• _REQUIRED WORK_: Look below and pull out each line with the word "folder".

• _PROVIDED MATERIAL_:
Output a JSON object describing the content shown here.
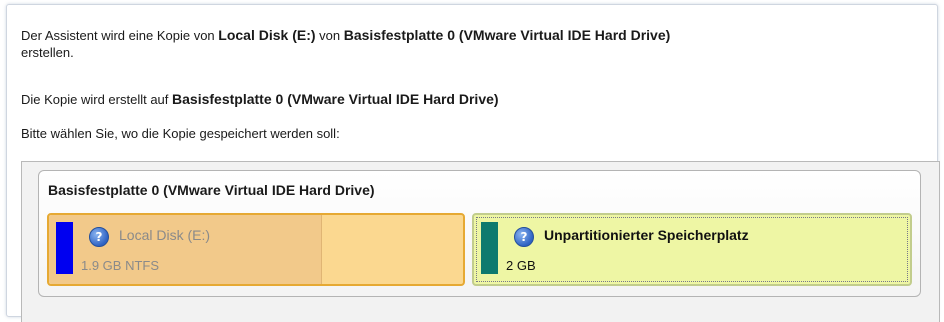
{
  "info": {
    "line1_pre": "Der Assistent wird eine Kopie von",
    "source_partition": "Local Disk (E:)",
    "line1_mid": "von",
    "source_disk": "Basisfestplatte 0 (VMware Virtual IDE Hard Drive)",
    "line1_post": "erstellen.",
    "line2_pre": "Die Kopie wird erstellt auf",
    "target_disk": "Basisfestplatte 0 (VMware Virtual IDE Hard Drive)",
    "line3": "Bitte wählen Sie, wo die Kopie gespeichert werden soll:"
  },
  "disk": {
    "title": "Basisfestplatte 0 (VMware Virtual IDE Hard Drive)",
    "partitions": [
      {
        "name": "Local Disk (E:)",
        "size": "1.9 GB NTFS",
        "icon": "question-icon",
        "swatch_color": "#0000f0",
        "enabled": false,
        "selected": false
      },
      {
        "name": "Unpartitionierter Speicherplatz",
        "size": "2 GB",
        "icon": "question-icon",
        "swatch_color": "#0e7a6e",
        "enabled": true,
        "selected": true
      }
    ]
  },
  "icons": {
    "question": "?"
  }
}
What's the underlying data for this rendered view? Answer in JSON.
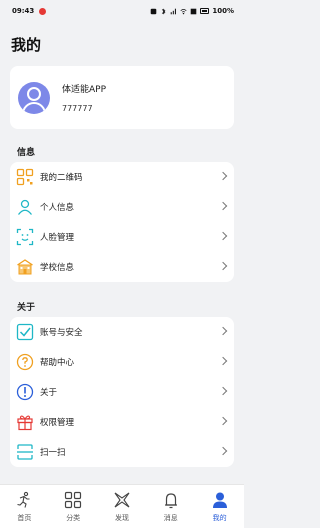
{
  "status_bar": {
    "time": "09:43",
    "battery": "100%"
  },
  "page": {
    "title": "我的"
  },
  "profile": {
    "name": "体适能APP",
    "user_id": "777777"
  },
  "sections": {
    "info": {
      "title": "信息",
      "items": [
        {
          "label": "我的二维码",
          "icon": "qr-code-icon"
        },
        {
          "label": "个人信息",
          "icon": "person-icon"
        },
        {
          "label": "人脸管理",
          "icon": "face-scan-icon"
        },
        {
          "label": "学校信息",
          "icon": "school-icon"
        }
      ]
    },
    "about": {
      "title": "关于",
      "items": [
        {
          "label": "账号与安全",
          "icon": "shield-check-icon"
        },
        {
          "label": "帮助中心",
          "icon": "help-icon"
        },
        {
          "label": "关于",
          "icon": "info-icon"
        },
        {
          "label": "权限管理",
          "icon": "gift-icon"
        },
        {
          "label": "扫一扫",
          "icon": "scan-icon"
        }
      ]
    }
  },
  "bottom_nav": {
    "items": [
      {
        "label": "首页",
        "icon": "home-runner-icon"
      },
      {
        "label": "分类",
        "icon": "grid-icon"
      },
      {
        "label": "发现",
        "icon": "discover-icon"
      },
      {
        "label": "消息",
        "icon": "bell-icon"
      },
      {
        "label": "我的",
        "icon": "profile-icon",
        "active": true
      }
    ]
  },
  "colors": {
    "accent": "#2b5fd9",
    "icon_orange": "#f0a020",
    "icon_cyan": "#1eb7c6",
    "avatar": "#7d88e8"
  }
}
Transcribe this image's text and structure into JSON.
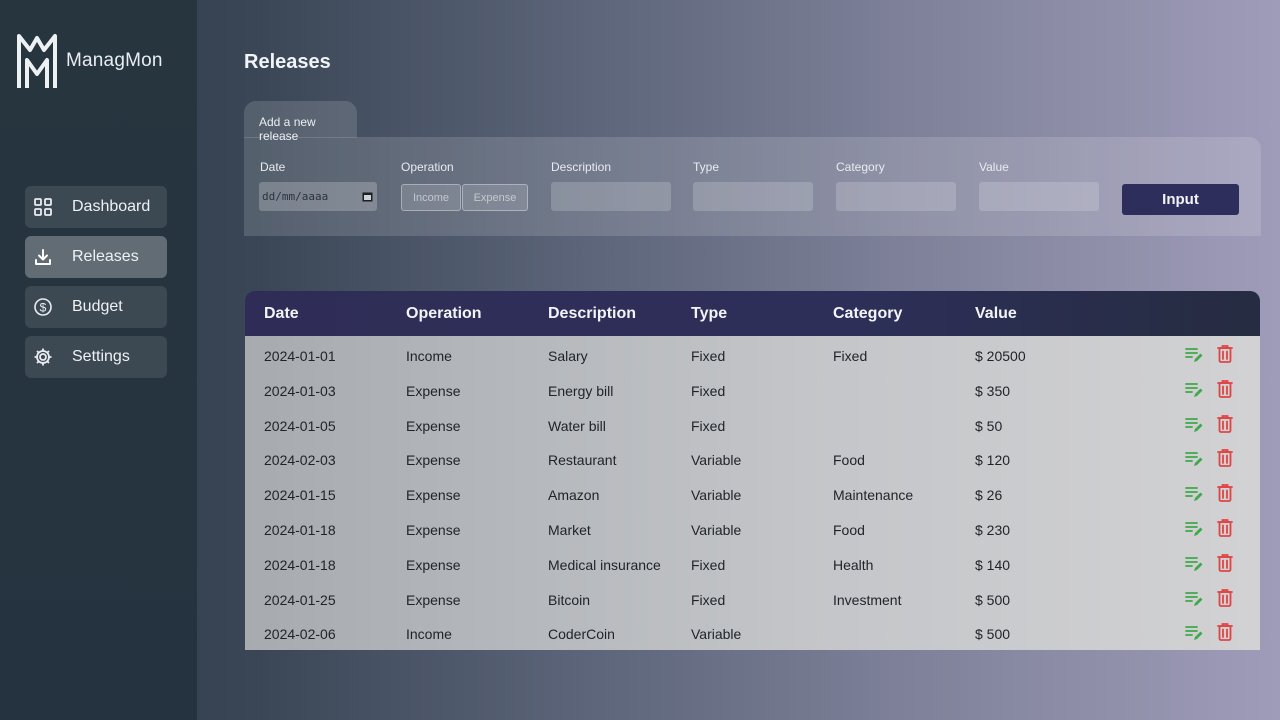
{
  "app": {
    "name": "ManagMon"
  },
  "sidebar": {
    "items": [
      {
        "label": "Dashboard",
        "icon": "grid-icon"
      },
      {
        "label": "Releases",
        "icon": "download-icon"
      },
      {
        "label": "Budget",
        "icon": "dollar-circle-icon"
      },
      {
        "label": "Settings",
        "icon": "gear-icon"
      }
    ]
  },
  "page": {
    "title": "Releases"
  },
  "form": {
    "tab_label": "Add a new release",
    "labels": {
      "date": "Date",
      "operation": "Operation",
      "description": "Description",
      "type": "Type",
      "category": "Category",
      "value": "Value"
    },
    "date_placeholder": "dd/mm/aaaa",
    "operation_options": [
      "Income",
      "Expense"
    ],
    "submit_label": "Input"
  },
  "table": {
    "headers": [
      "Date",
      "Operation",
      "Description",
      "Type",
      "Category",
      "Value"
    ],
    "rows": [
      {
        "date": "2024-01-01",
        "operation": "Income",
        "description": "Salary",
        "type": "Fixed",
        "category": "Fixed",
        "value": "$ 20500"
      },
      {
        "date": "2024-01-03",
        "operation": "Expense",
        "description": "Energy bill",
        "type": "Fixed",
        "category": "",
        "value": "$ 350"
      },
      {
        "date": "2024-01-05",
        "operation": "Expense",
        "description": "Water bill",
        "type": "Fixed",
        "category": "",
        "value": "$ 50"
      },
      {
        "date": "2024-02-03",
        "operation": "Expense",
        "description": "Restaurant",
        "type": "Variable",
        "category": "Food",
        "value": "$ 120"
      },
      {
        "date": "2024-01-15",
        "operation": "Expense",
        "description": "Amazon",
        "type": "Variable",
        "category": "Maintenance",
        "value": "$ 26"
      },
      {
        "date": "2024-01-18",
        "operation": "Expense",
        "description": "Market",
        "type": "Variable",
        "category": "Food",
        "value": "$ 230"
      },
      {
        "date": "2024-01-18",
        "operation": "Expense",
        "description": "Medical insurance",
        "type": "Fixed",
        "category": "Health",
        "value": "$ 140"
      },
      {
        "date": "2024-01-25",
        "operation": "Expense",
        "description": "Bitcoin",
        "type": "Fixed",
        "category": "Investment",
        "value": "$ 500"
      },
      {
        "date": "2024-02-06",
        "operation": "Income",
        "description": "CoderCoin",
        "type": "Variable",
        "category": "",
        "value": "$ 500"
      }
    ]
  },
  "colors": {
    "accent": "#2e2e5c",
    "edit_icon": "#3fa84a",
    "delete_icon": "#e04444"
  }
}
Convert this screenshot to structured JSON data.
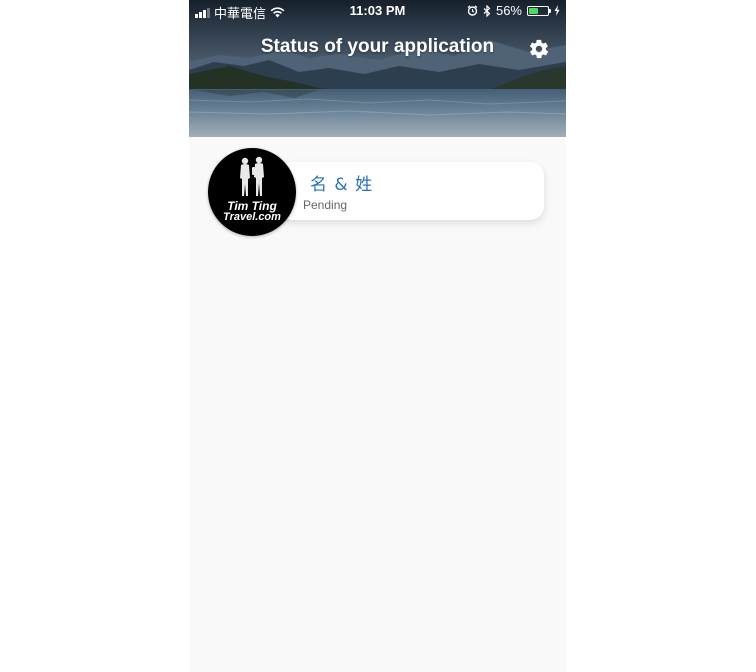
{
  "status_bar": {
    "carrier": "中華電信",
    "time": "11:03 PM",
    "battery_percent": "56%",
    "battery_level": 0.56,
    "battery_color": "#4cd964"
  },
  "header": {
    "title": "Status of your application",
    "settings_icon": "gear-icon"
  },
  "application": {
    "name": "名 & 姓",
    "status": "Pending",
    "avatar_logo": {
      "line1": "Tim Ting",
      "line2": "Travel.com"
    }
  },
  "colors": {
    "name_text": "#2a73b8",
    "status_text": "#666666",
    "background": "#faf9fa"
  }
}
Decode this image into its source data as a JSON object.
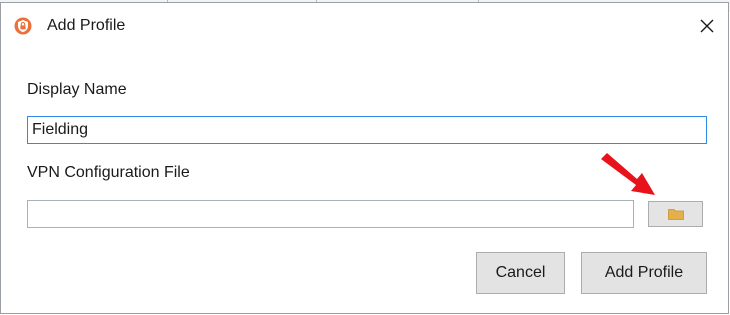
{
  "window": {
    "title": "Add Profile",
    "app_icon": "shield-lock-icon",
    "close_icon": "close-icon",
    "close_glyph": "✕"
  },
  "form": {
    "display_name_label": "Display Name",
    "display_name_value": "Fielding",
    "vpn_file_label": "VPN Configuration File",
    "vpn_file_value": "",
    "browse_icon": "folder-icon"
  },
  "buttons": {
    "cancel_label": "Cancel",
    "add_label": "Add Profile"
  },
  "annotation": {
    "arrow_icon": "red-arrow-icon"
  },
  "colors": {
    "accent_icon": "#e8713c",
    "focus_border": "#2f8be5",
    "arrow": "#e8121b",
    "folder": "#e3b04b"
  }
}
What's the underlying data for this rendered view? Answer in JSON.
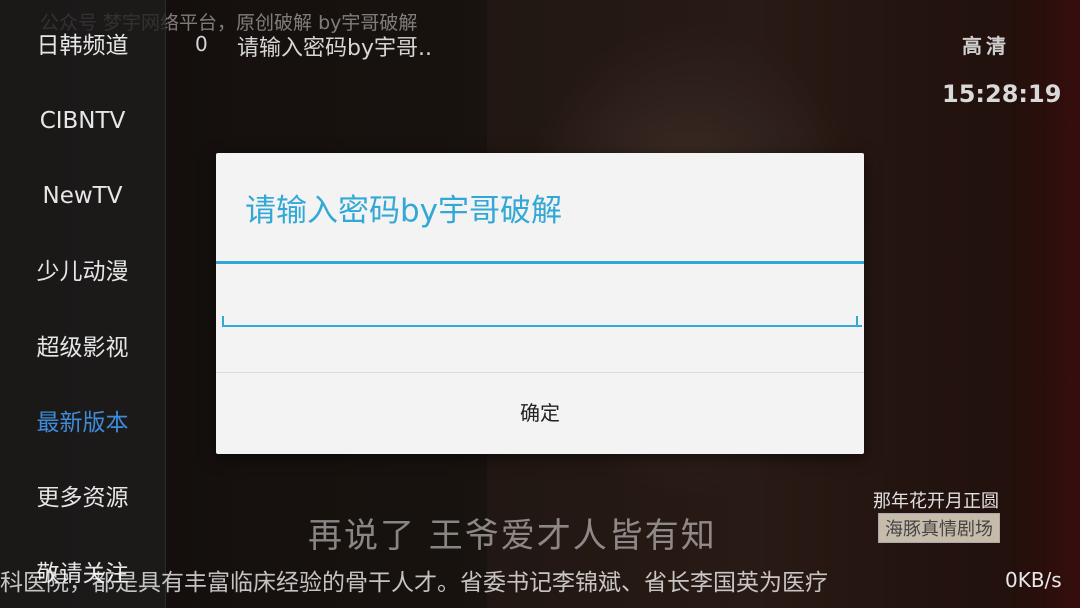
{
  "top_ticker": "公众号 梦宇网络平台，原创破解 by宇哥破解",
  "sidebar": {
    "items": [
      {
        "label": "日韩频道",
        "active": false
      },
      {
        "label": "CIBNTV",
        "active": false
      },
      {
        "label": "NewTV",
        "active": false
      },
      {
        "label": "少儿动漫",
        "active": false
      },
      {
        "label": "超级影视",
        "active": false
      },
      {
        "label": "最新版本",
        "active": true
      },
      {
        "label": "更多资源",
        "active": false
      },
      {
        "label": "敬请关注",
        "active": false
      }
    ]
  },
  "channel_list": {
    "number": "0",
    "name": "请输入密码by宇哥.."
  },
  "status": {
    "quality": "高清",
    "time": "15:28:19"
  },
  "video": {
    "show_title": "那年花开月正圆",
    "channel_logo": "海豚真情剧场",
    "subtitle": "再说了 王爷爱才人皆有知",
    "news_ticker": "科医院，都是具有丰富临床经验的骨干人才。省委书记李锦斌、省长李国英为医疗",
    "speed": "0KB/s"
  },
  "dialog": {
    "title": "请输入密码by宇哥破解",
    "password_value": "",
    "ok_label": "确定"
  },
  "colors": {
    "accent": "#33a8d6",
    "active_menu": "#3d8bd9"
  }
}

• _SOLUTION FOR THIS TASK_:
    "browse_icon": "folder-icon"
    "folder": "#e3b04b"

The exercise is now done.